ASSIGNMENT
Retype each line below without a single alteration.
★ ★ ★
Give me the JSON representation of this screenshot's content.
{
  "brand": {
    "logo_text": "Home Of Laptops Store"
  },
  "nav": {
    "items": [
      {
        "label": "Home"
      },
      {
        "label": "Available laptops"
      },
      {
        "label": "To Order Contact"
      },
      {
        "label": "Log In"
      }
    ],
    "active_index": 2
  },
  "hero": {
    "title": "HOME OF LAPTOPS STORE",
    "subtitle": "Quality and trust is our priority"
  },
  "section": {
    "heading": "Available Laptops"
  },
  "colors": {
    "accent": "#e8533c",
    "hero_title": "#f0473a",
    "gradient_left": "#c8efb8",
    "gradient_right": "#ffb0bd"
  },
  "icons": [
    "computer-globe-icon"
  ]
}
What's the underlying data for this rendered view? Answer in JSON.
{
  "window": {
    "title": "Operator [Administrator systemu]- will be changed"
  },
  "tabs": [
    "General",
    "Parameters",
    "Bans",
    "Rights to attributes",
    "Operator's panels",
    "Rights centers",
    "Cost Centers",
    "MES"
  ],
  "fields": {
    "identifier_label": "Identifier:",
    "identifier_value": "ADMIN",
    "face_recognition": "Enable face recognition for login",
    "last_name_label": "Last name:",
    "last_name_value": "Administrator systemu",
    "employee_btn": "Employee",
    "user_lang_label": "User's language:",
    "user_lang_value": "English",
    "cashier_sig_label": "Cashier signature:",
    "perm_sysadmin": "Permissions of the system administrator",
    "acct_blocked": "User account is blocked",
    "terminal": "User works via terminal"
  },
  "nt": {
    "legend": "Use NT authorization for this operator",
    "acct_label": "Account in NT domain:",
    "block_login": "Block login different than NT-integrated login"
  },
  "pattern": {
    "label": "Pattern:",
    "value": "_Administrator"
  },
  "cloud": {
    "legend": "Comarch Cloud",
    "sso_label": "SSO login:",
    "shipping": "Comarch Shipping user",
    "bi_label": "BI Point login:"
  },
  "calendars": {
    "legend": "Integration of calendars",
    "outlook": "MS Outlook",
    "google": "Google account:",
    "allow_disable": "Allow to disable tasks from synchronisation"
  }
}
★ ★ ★
THE ANSWER
Give me the JSON representation of this screenshot's content.
{
  "brand": {
    "logo_text": "Home Of Laptops Store"
  },
  "nav": {
    "items": [
      {
        "label": "Home"
      },
      {
        "label": "Available laptops"
      },
      {
        "label": "To Order Contact"
      },
      {
        "label": "Log In"
      }
    ],
    "active_index": 2
  },
  "hero": {
    "title": "HOME OF LAPTOPS STORE",
    "subtitle": "Quality and trust is our priority"
  },
  "section": {
    "heading": "Available Laptops"
  },
  "colors": {
    "accent": "#e8533c",
    "hero_title": "#f0473a",
    "gradient_left": "#c8efb8",
    "gradient_right": "#ffb0bd"
  },
  "icons": [
    "computer-globe-icon"
  ]
}
What's the underlying data for this rendered view? Answer in JSON.
{
  "window": {
    "title": "Operator [Administrator systemu]- will be changed"
  },
  "tabs": [
    "General",
    "Parameters",
    "Bans",
    "Rights to attributes",
    "Operator's panels",
    "Rights centers",
    "Cost Centers",
    "MES"
  ],
  "fields": {
    "identifier_label": "Identifier:",
    "identifier_value": "ADMIN",
    "face_recognition": "Enable face recognition for login",
    "last_name_label": "Last name:",
    "last_name_value": "Administrator systemu",
    "employee_btn": "Employee",
    "user_lang_label": "User's language:",
    "user_lang_value": "English",
    "cashier_sig_label": "Cashier signature:",
    "perm_sysadmin": "Permissions of the system administrator",
    "acct_blocked": "User account is blocked",
    "terminal": "User works via terminal"
  },
  "nt": {
    "legend": "Use NT authorization for this operator",
    "acct_label": "Account in NT domain:",
    "block_login": "Block login different than NT-integrated login"
  },
  "pattern": {
    "label": "Pattern:",
    "value": "_Administrator"
  },
  "cloud": {
    "legend": "Comarch Cloud",
    "sso_label": "SSO login:",
    "shipping": "Comarch Shipping user",
    "bi_label": "BI Point login:"
  },
  "calendars": {
    "legend": "Integration of calendars",
    "outlook": "MS Outlook",
    "google": "Google account:",
    "allow_disable": "Allow to disable tasks from synchronisation"
  }
}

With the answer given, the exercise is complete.